Tuesday, July 14, 2015
Practice EKG Strips
Identify the following rhythm (click on the image to enlarge it).
The rhythm begins with what looks like a pause followed by a junctional escape beat, complex 1. We know that it is junctional escape beat because the QRS complex is narrow and the P wave is absent. Complex 2 may be an atrial escape beat. The PR interval looks shorter than any of the other complexes. Complexes 3 – 6 are sinus tachycardia. There is a P wave associated with each QRS complex. The P waves of complexes 3 – 6 are fused with the T wave of the preceding complexes. There is a dropped PAC seen following complex 6. The dropped P wave occurs on the T wave. At this point the ventricle is in a state of relative repolarization and an ectopic complex may or may not be conducted. There is a compensatory pause following complex 6. Complex 7 is a junctional escape beat. A nonconducted P wave follows the junctional escape beat. It has a similar morphology to the complex 13, so I believe it is a nonconducted P wave as opposed to a PAC. Complex 8 is another junctional escape complex or PAC. Sinus tachycardia resumes in complexes 9 – 12. A dropped PAC is seen fused with the T wave of complex 12. This is followed by a compensatory pause. Complex 13 is a junctional escape beat. It is followed by a nonconducted PAC. Complex 14 is another junctional escape beat.

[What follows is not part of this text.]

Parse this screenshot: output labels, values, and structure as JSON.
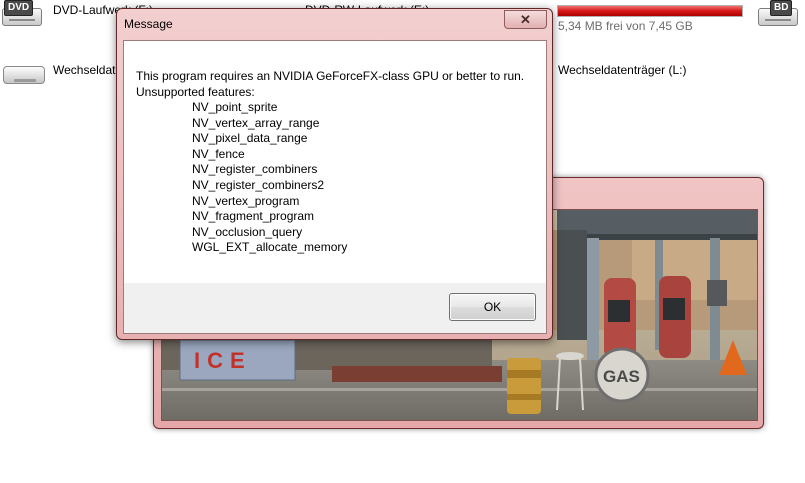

Complexes 15 – 17 look like sinus tachycardia. The P waves of these complexes are fused with the T waves of the preceding complexes.